It is important to seek medical attention if you experience any changes in your body that do not go away, as they could be signs of cancer. A doctor may perform diagnostic tests such as a physical examination, imaging tests, or biopsy to confirm whether or not you have cancer.

Once cancer is diagnosed, it is important to begin treatment as soon as possible to reduce the risk of the cancer spreading, so seeing a doctor can be an important step in preventing the potentially serious health complications that can arise from cancer.

Do you feel sick with bone cancer?

No, feeling sick is not a common symptom of bone cancer. The most common symptoms of bone cancer include deep pain in a bone or a joint, swelling or tenderness at the site of the tumor, or a fracture that occurs easily.

Other symptoms include tiredness, weight loss, anemia (pallor and fatigue due to low red blood cells), night sweats, and fever. If you have any of these symptoms, you should see your doctor for further evaluation.

Your doctor may do an imaging procedure, such as an X-ray, CT, or MRI, to check for tumors or metastases, or they may do a biopsy of a suspicious lesion or bone to confirm or rule out bone cancer. If bone cancer is diagnosed, treatment may involve a combination of surgery, radiation and/or chemotherapy.

The type of treatment will depend on the type and stage of the cancer.

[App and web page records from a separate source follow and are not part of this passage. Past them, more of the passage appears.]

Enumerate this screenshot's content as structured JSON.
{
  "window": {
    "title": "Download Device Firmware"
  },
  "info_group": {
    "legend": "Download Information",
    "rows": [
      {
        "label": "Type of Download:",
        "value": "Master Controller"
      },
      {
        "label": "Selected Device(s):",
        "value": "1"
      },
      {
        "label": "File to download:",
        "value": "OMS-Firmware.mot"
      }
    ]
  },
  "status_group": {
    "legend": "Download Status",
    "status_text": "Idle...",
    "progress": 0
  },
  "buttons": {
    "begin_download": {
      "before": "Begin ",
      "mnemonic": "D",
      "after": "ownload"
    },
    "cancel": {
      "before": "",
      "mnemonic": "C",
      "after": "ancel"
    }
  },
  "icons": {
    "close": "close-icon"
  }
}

Leave a comment

Your email address will not be published. Required fields are marked *